Gunrunner gets probation after trying to import 250 guns

Gunrunner gets probation after trying to import 250 guns

A little over a year after he was convicted of illegally importing nearly 250 guns, a money-obsessed young gun smuggler has already been granted a one-day probation.

“These kinds of weapons are currently found on our streets, in the hands of our young people. It’s a metropolitan scourge,” the Parole Board of Canada said. [CLCC]Friday on William Rainville’s file.

At the same time, the commissioners commended the 25-year-old criminal’s recent rehabilitation efforts to get him out of the four walls of his cell and into a transitional home.

The Canada-US border crossed William Rainville's Dundee estate in Montérégie.

Photo Martin Alari

The Canada-US border crossed William Rainville’s Dundee estate in Montérégie.

Rainville, a former financial advisor at Desjardins, was sentenced to five years in prison last summer in connection with an impressive seizure of gun corpses at the border.

Unaware that he was being spied on by the Royal Canadian Mounted Police (RCMP), he crossed the Canada-US border six times on his property, pulling a sled loaded with hockey bags.

A portion of 248 Glock-type Polymer80 carcasses hidden in sacks and seized by the Royal Canadian Mounted Police on March 5, 2021.

Photo provided by RCMP

A portion of 248 Glock-type Polymer80 carcasses hidden in sacks and seized by the Royal Canadian Mounted Police on March 5, 2021.

The supply was stuffed in the pockets, but Rainville vowed Friday he didn’t know they were Glock-like Polymer80 parts without a serial number. Similar weapons are regularly found by police in Montreal shootings.

“When I opened the bags I said wow! ‘ he asserted during his hearing, adding that he wanted money for a real estate ‘flip’.

A portion of 248 Glock-type Polymer80 carcasses hidden in sacks and seized by the Royal Canadian Mounted Police on March 5, 2021.

Photo provided by RCMP

A portion of 248 Glock-type Polymer80 carcasses hidden in sacks and seized by the Royal Canadian Mounted Police on March 5, 2021.

Rainville insisted on his upbringing and flawless journey up to his arrest, blaming his setbacks primarily on his self-esteem, which had been “shattered” by a separation and suspension from his job at the time.

The smuggler then claimed that if he got involved in this arms import scheme, it was because of a long-standing “bad company” that had affected him badly. Obviously trying to present a good picture of himself, the trafficker explained that this person had to repay him a $7,000 loan.

He was then offered the opportunity to smuggle contraband through his home in Dundee, near the border, which would allow Rainville to recover a sum of $30,000 as a bonus.

“I’m not the head of the network,” he insisted, expressing little felt regret, a bit like a memorized text.

He then, glancing intermittently at his notes, explained that he had acted out of greed to “satisfy his need for approval” and would now turn the page. A tirade ensued in which he said he had conducted an introspection, using terms more commonly found in speaker accounts than in everyday language.

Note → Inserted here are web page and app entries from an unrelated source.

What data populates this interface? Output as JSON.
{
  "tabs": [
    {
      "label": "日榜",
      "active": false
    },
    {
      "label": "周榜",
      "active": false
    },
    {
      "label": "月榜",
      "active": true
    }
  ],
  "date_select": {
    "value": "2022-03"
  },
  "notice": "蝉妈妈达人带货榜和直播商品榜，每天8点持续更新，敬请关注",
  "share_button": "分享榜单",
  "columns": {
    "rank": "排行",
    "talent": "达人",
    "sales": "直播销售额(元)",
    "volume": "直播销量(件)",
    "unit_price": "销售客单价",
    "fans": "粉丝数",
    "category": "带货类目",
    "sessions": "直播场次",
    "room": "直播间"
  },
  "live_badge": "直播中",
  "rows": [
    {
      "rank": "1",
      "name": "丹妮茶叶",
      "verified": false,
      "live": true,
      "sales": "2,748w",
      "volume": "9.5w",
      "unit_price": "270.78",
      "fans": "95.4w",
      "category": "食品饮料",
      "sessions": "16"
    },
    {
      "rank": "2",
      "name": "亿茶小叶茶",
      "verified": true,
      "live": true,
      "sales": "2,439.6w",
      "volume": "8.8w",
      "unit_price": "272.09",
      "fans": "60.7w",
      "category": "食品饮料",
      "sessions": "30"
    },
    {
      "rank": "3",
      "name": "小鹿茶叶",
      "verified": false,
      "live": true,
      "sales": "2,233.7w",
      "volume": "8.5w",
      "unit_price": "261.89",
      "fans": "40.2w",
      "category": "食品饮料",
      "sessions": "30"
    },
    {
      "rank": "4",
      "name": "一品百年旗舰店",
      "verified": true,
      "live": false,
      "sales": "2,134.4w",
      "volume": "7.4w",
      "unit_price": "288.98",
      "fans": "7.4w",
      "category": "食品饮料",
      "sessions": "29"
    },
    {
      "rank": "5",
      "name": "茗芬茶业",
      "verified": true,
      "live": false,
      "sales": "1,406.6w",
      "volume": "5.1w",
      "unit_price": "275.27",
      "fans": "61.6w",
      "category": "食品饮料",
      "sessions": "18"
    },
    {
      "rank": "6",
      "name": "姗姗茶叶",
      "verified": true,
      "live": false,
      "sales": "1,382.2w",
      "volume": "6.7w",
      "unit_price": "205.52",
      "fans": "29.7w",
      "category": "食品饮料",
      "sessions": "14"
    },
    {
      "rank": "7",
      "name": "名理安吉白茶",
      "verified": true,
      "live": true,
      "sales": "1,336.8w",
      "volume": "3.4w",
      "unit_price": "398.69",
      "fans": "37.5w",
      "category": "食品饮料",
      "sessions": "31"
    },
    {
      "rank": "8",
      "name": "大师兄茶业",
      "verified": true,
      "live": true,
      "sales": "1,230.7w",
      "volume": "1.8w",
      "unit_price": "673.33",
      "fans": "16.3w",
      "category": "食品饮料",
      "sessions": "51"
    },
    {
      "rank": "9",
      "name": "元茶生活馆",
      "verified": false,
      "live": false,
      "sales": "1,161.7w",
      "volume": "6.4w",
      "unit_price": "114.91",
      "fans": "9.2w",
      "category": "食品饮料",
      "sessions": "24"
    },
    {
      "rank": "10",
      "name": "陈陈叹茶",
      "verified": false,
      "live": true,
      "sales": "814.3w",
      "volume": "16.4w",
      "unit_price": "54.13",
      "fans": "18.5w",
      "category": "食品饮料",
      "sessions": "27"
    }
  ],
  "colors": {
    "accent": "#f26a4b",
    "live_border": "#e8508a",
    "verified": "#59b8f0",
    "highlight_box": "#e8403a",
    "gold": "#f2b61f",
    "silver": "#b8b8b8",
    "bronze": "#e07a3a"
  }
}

“I think I’m ready, it’s the right time to go out,” he assured the commissioners, adding he wanted to “stay humble”.

And the fact that he broke prison rules by smoking cannabis once while in detention doesn’t change that, he said.

After deliberation, and even if “the changes observed are recent and the work is far from complete,” the commissioners concluded that after hearing him, Rainville could indeed get his parole.

He has to live in a temporary home and his phone and financial records are being checked. During this time he is not allowed to meet with criminals.

– With Valerie Gonthier

Do you have any information about this story that you would like to share with us?

Do you have a scoop that might be of interest to our readers?

Write to us or call us directly at 1-800-63SCOOP.